Present the following data again exactly as it is shown.
+++ SUPPLIED ENTRIES
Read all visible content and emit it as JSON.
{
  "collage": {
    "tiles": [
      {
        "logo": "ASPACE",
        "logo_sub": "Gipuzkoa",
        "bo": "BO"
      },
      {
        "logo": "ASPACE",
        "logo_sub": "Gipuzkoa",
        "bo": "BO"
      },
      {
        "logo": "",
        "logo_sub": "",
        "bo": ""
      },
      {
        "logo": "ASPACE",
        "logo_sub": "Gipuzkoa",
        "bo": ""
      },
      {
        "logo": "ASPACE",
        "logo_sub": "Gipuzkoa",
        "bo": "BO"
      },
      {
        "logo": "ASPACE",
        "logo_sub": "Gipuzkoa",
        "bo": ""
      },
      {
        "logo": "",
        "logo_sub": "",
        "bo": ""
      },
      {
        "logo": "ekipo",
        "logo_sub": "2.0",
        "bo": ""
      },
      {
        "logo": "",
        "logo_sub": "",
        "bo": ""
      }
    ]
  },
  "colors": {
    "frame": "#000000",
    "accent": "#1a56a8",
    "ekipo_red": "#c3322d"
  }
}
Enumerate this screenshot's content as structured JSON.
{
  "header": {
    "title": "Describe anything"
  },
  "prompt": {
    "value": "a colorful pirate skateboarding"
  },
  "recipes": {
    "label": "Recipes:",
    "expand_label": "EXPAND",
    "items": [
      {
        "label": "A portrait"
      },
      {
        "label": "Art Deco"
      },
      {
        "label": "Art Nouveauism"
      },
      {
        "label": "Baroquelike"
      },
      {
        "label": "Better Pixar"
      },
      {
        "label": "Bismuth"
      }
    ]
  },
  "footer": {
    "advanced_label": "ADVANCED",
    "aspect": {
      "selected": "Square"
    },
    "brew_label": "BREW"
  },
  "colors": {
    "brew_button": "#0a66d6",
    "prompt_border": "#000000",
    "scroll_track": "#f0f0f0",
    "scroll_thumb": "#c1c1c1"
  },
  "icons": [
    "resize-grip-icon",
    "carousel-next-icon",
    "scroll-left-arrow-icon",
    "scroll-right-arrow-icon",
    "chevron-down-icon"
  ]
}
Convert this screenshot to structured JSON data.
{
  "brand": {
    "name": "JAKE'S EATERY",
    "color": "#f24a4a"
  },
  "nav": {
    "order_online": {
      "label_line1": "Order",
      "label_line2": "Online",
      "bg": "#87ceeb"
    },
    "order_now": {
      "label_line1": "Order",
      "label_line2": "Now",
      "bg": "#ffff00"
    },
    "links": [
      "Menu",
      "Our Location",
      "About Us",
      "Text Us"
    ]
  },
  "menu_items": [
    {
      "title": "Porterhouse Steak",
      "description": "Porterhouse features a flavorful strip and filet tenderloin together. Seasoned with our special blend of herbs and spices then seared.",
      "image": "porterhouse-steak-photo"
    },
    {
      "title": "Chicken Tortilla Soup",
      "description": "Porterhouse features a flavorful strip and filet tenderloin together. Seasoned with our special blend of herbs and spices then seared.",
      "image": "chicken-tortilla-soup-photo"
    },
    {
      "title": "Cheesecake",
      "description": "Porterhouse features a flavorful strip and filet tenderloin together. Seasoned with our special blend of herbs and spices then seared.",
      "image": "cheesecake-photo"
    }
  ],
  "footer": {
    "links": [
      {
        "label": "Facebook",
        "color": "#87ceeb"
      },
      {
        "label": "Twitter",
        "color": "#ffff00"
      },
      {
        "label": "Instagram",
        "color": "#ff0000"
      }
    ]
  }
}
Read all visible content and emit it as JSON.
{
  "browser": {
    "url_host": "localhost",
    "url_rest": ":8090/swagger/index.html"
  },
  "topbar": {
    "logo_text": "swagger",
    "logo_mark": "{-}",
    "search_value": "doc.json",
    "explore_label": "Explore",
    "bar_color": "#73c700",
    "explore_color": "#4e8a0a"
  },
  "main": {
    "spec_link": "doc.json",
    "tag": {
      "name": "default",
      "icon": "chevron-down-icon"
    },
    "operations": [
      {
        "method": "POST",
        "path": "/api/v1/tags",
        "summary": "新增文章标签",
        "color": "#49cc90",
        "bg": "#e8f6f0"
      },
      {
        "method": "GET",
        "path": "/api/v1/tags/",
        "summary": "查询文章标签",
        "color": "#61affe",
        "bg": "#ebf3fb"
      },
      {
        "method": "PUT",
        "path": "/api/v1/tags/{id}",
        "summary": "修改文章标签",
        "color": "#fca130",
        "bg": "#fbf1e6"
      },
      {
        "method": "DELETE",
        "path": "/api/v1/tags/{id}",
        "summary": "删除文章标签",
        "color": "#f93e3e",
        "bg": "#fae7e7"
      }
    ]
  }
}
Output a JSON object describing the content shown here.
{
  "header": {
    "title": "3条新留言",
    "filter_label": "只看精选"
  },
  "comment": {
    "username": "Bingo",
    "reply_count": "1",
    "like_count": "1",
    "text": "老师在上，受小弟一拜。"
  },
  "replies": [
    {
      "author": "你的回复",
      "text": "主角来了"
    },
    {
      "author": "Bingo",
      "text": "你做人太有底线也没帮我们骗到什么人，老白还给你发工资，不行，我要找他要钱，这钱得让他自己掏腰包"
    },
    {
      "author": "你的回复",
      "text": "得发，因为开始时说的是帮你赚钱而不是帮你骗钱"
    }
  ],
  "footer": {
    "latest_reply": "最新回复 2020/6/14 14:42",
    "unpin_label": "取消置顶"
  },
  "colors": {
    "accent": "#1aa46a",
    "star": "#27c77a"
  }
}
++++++
● ANSWER SPACE:
Read all visible content and emit it as JSON.
{
  "collage": {
    "tiles": [
      {
        "logo": "ASPACE",
        "logo_sub": "Gipuzkoa",
        "bo": "BO"
      },
      {
        "logo": "ASPACE",
        "logo_sub": "Gipuzkoa",
        "bo": "BO"
      },
      {
        "logo": "",
        "logo_sub": "",
        "bo": ""
      },
      {
        "logo": "ASPACE",
        "logo_sub": "Gipuzkoa",
        "bo": ""
      },
      {
        "logo": "ASPACE",
        "logo_sub": "Gipuzkoa",
        "bo": "BO"
      },
      {
        "logo": "ASPACE",
        "logo_sub": "Gipuzkoa",
        "bo": ""
      },
      {
        "logo": "",
        "logo_sub": "",
        "bo": ""
      },
      {
        "logo": "ekipo",
        "logo_sub": "2.0",
        "bo": ""
      },
      {
        "logo": "",
        "logo_sub": "",
        "bo": ""
      }
    ]
  },
  "colors": {
    "frame": "#000000",
    "accent": "#1a56a8",
    "ekipo_red": "#c3322d"
  }
}
Enumerate this screenshot's content as structured JSON.
{
  "header": {
    "title": "Describe anything"
  },
  "prompt": {
    "value": "a colorful pirate skateboarding"
  },
  "recipes": {
    "label": "Recipes:",
    "expand_label": "EXPAND",
    "items": [
      {
        "label": "A portrait"
      },
      {
        "label": "Art Deco"
      },
      {
        "label": "Art Nouveauism"
      },
      {
        "label": "Baroquelike"
      },
      {
        "label": "Better Pixar"
      },
      {
        "label": "Bismuth"
      }
    ]
  },
  "footer": {
    "advanced_label": "ADVANCED",
    "aspect": {
      "selected": "Square"
    },
    "brew_label": "BREW"
  },
  "colors": {
    "brew_button": "#0a66d6",
    "prompt_border": "#000000",
    "scroll_track": "#f0f0f0",
    "scroll_thumb": "#c1c1c1"
  },
  "icons": [
    "resize-grip-icon",
    "carousel-next-icon",
    "scroll-left-arrow-icon",
    "scroll-right-arrow-icon",
    "chevron-down-icon"
  ]
}
Convert this screenshot to structured JSON data.
{
  "brand": {
    "name": "JAKE'S EATERY",
    "color": "#f24a4a"
  },
  "nav": {
    "order_online": {
      "label_line1": "Order",
      "label_line2": "Online",
      "bg": "#87ceeb"
    },
    "order_now": {
      "label_line1": "Order",
      "label_line2": "Now",
      "bg": "#ffff00"
    },
    "links": [
      "Menu",
      "Our Location",
      "About Us",
      "Text Us"
    ]
  },
  "menu_items": [
    {
      "title": "Porterhouse Steak",
      "description": "Porterhouse features a flavorful strip and filet tenderloin together. Seasoned with our special blend of herbs and spices then seared.",
      "image": "porterhouse-steak-photo"
    },
    {
      "title": "Chicken Tortilla Soup",
      "description": "Porterhouse features a flavorful strip and filet tenderloin together. Seasoned with our special blend of herbs and spices then seared.",
      "image": "chicken-tortilla-soup-photo"
    },
    {
      "title": "Cheesecake",
      "description": "Porterhouse features a flavorful strip and filet tenderloin together. Seasoned with our special blend of herbs and spices then seared.",
      "image": "cheesecake-photo"
    }
  ],
  "footer": {
    "links": [
      {
        "label": "Facebook",
        "color": "#87ceeb"
      },
      {
        "label": "Twitter",
        "color": "#ffff00"
      },
      {
        "label": "Instagram",
        "color": "#ff0000"
      }
    ]
  }
}
Read all visible content and emit it as JSON.
{
  "browser": {
    "url_host": "localhost",
    "url_rest": ":8090/swagger/index.html"
  },
  "topbar": {
    "logo_text": "swagger",
    "logo_mark": "{-}",
    "search_value": "doc.json",
    "explore_label": "Explore",
    "bar_color": "#73c700",
    "explore_color": "#4e8a0a"
  },
  "main": {
    "spec_link": "doc.json",
    "tag": {
      "name": "default",
      "icon": "chevron-down-icon"
    },
    "operations": [
      {
        "method": "POST",
        "path": "/api/v1/tags",
        "summary": "新增文章标签",
        "color": "#49cc90",
        "bg": "#e8f6f0"
      },
      {
        "method": "GET",
        "path": "/api/v1/tags/",
        "summary": "查询文章标签",
        "color": "#61affe",
        "bg": "#ebf3fb"
      },
      {
        "method": "PUT",
        "path": "/api/v1/tags/{id}",
        "summary": "修改文章标签",
        "color": "#fca130",
        "bg": "#fbf1e6"
      },
      {
        "method": "DELETE",
        "path": "/api/v1/tags/{id}",
        "summary": "删除文章标签",
        "color": "#f93e3e",
        "bg": "#fae7e7"
      }
    ]
  }
}
Output a JSON object describing the content shown here.
{
  "header": {
    "title": "3条新留言",
    "filter_label": "只看精选"
  },
  "comment": {
    "username": "Bingo",
    "reply_count": "1",
    "like_count": "1",
    "text": "老师在上，受小弟一拜。"
  },
  "replies": [
    {
      "author": "你的回复",
      "text": "主角来了"
    },
    {
      "author": "Bingo",
      "text": "你做人太有底线也没帮我们骗到什么人，老白还给你发工资，不行，我要找他要钱，这钱得让他自己掏腰包"
    },
    {
      "author": "你的回复",
      "text": "得发，因为开始时说的是帮你赚钱而不是帮你骗钱"
    }
  ],
  "footer": {
    "latest_reply": "最新回复 2020/6/14 14:42",
    "unpin_label": "取消置顶"
  },
  "colors": {
    "accent": "#1aa46a",
    "star": "#27c77a"
  }
}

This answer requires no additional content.